This past Tuesday Eli Cannon's Tap Room in Middletown featured Blue Point Brewery as their beer for tasting. There were four Blue Point beers on the menu and up for sampling: Blue Point Toasted Lager, Oktoberfest, Blueberry Ale, and Hoptcial Illusion. The man representing Blue Point brewery was Jamal Robinson the New England sales manager, and he was more then happy to talk about his beer.
Blue Point is a Long Island beer that was started by Mark Burford and Pete Cotter in 1998. As Robinson explains, these were just two dudes who started brewing their own beer and realized that it was as good or better than anything that Long Island currently offered. Today Blue Point has 16 different beers that they cycle through, including their American "Pale Ale" and "Toasted Lager" which are year-round beers that are quite popular.
The quality of Blue Point's beer is evident to the Long Island area, as (according to Robinson) just about every bar in L.I. has at least two or three Blue Point brews on draught at any given time. Robinson admits that Blue Point knows that the beer industry is, well, an industry. Accordingly they put out beer that is approachable, and beer that requires a wider palate for.
Blue Point Toasted Lager won a gold medal at the World Beer Cup in 2006. This is their flagship beer that is easy drinking to be approachable to the larger beer market, but the lager also has some complex notes in it to keep it appealing to craft beer drinkers. Though the lager appeals to both serious beer drinkers (if there really can be such a thing) and casual beer drinkers, Blue Point's brews run the gamut from easy-drinking to very complex brews.
As Robison told me, Blue Point has easy beers that are 5 percent ABV all the way to hoppy-monsters and other beers that weigh in heavy at 10 percent ABV.
The topic of the beer industry came up several times during the conversation. Robinson expressed that the industry needs visionaries, but when a large number of them cropped up in the 80's, too few of them had any business knowledge and so folded quickly. By far and large, says Robinson, brewers get into the business for the right reasons: they brew for the love of beer. Problems commonly occur when they start to try to supply large areas, and it is very hard to even consider supplying beer nationally.

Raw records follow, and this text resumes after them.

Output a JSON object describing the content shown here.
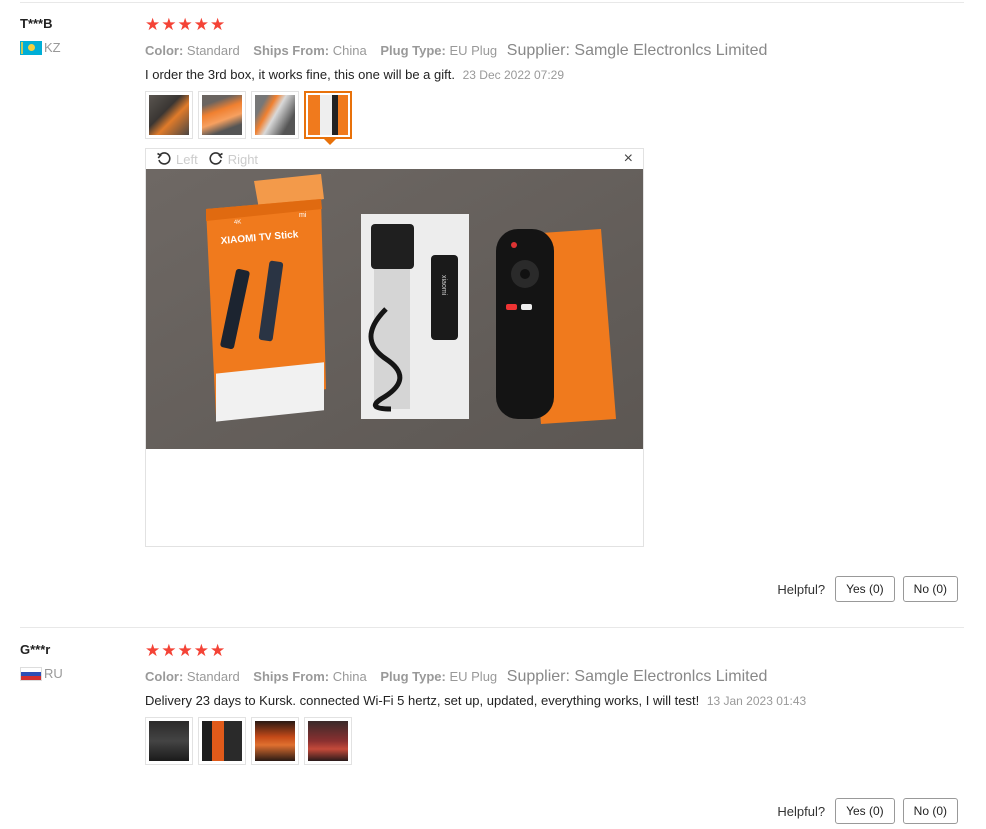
{
  "reviews": [
    {
      "user": "T***B",
      "country": "KZ",
      "stars": "★★★★★",
      "props": {
        "color_label": "Color:",
        "color_value": "Standard",
        "ships_label": "Ships From:",
        "ships_value": "China",
        "plug_label": "Plug Type:",
        "plug_value": "EU Plug",
        "supplier": "Supplier: Samgle Electronlcs Limited"
      },
      "text": "I order the 3rd box, it works fine, this one will be a gift.",
      "date": "23 Dec 2022 07:29",
      "viewer": {
        "left_label": "Left",
        "right_label": "Right",
        "close": "×"
      },
      "helpful": {
        "label": "Helpful?",
        "yes": "Yes (0)",
        "no": "No (0)"
      }
    },
    {
      "user": "G***r",
      "country": "RU",
      "stars": "★★★★★",
      "props": {
        "color_label": "Color:",
        "color_value": "Standard",
        "ships_label": "Ships From:",
        "ships_value": "China",
        "plug_label": "Plug Type:",
        "plug_value": "EU Plug",
        "supplier": "Supplier: Samgle Electronlcs Limited"
      },
      "text": "Delivery 23 days to Kursk. connected Wi-Fi 5 hertz, set up, updated, everything works, I will test!",
      "date": "13 Jan 2023 01:43",
      "helpful": {
        "label": "Helpful?",
        "yes": "Yes (0)",
        "no": "No (0)"
      }
    }
  ],
  "photo_text": {
    "badge": "4K",
    "brand": "XIAOMI TV Stick",
    "mi": "mi",
    "stick": "xiaomi"
  },
  "colors": {
    "star": "#f44336",
    "accent": "#e8710a",
    "box_orange": "#f07a1d"
  }
}
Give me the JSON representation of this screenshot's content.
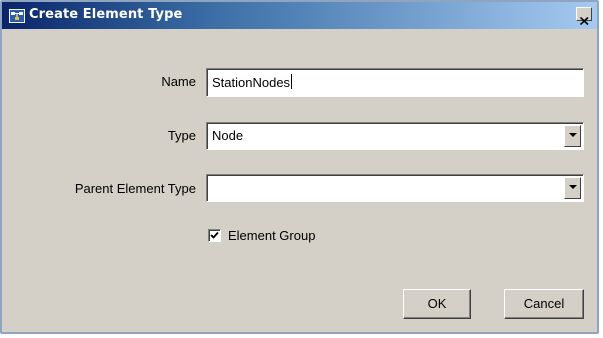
{
  "window": {
    "title": "Create Element Type",
    "title_icon": "element-type-icon",
    "close_icon": "close-icon"
  },
  "form": {
    "name_label": "Name",
    "name_value": "StationNodes",
    "type_label": "Type",
    "type_value": "Node",
    "parent_label": "Parent Element Type",
    "parent_value": "",
    "element_group_label": "Element Group",
    "element_group_checked": true
  },
  "buttons": {
    "ok_label": "OK",
    "cancel_label": "Cancel"
  },
  "colors": {
    "titlebar_start": "#0a246a",
    "titlebar_end": "#a6caf0",
    "dialog_bg": "#d4d0c8"
  }
}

But despite any business or brewing decisions that have to be made, Robinson was adamant that the quality of the beer is what decides the business. "Beer is all about the liquid: at the end of the day it's what pulls people in, or pushes them away," Robinson told me.
For pictures, more information on the beer present and MUCH more conversation with Jamal, check out my blog "Malted Musings," and for more malted musings during the week, be sure to add me on Twitter @Malted_Musings. Also try and make it out to Eli Cannon's this Tuesday for the Boulder Brewing (a great brewery from Colorado) tasting. We will see you there!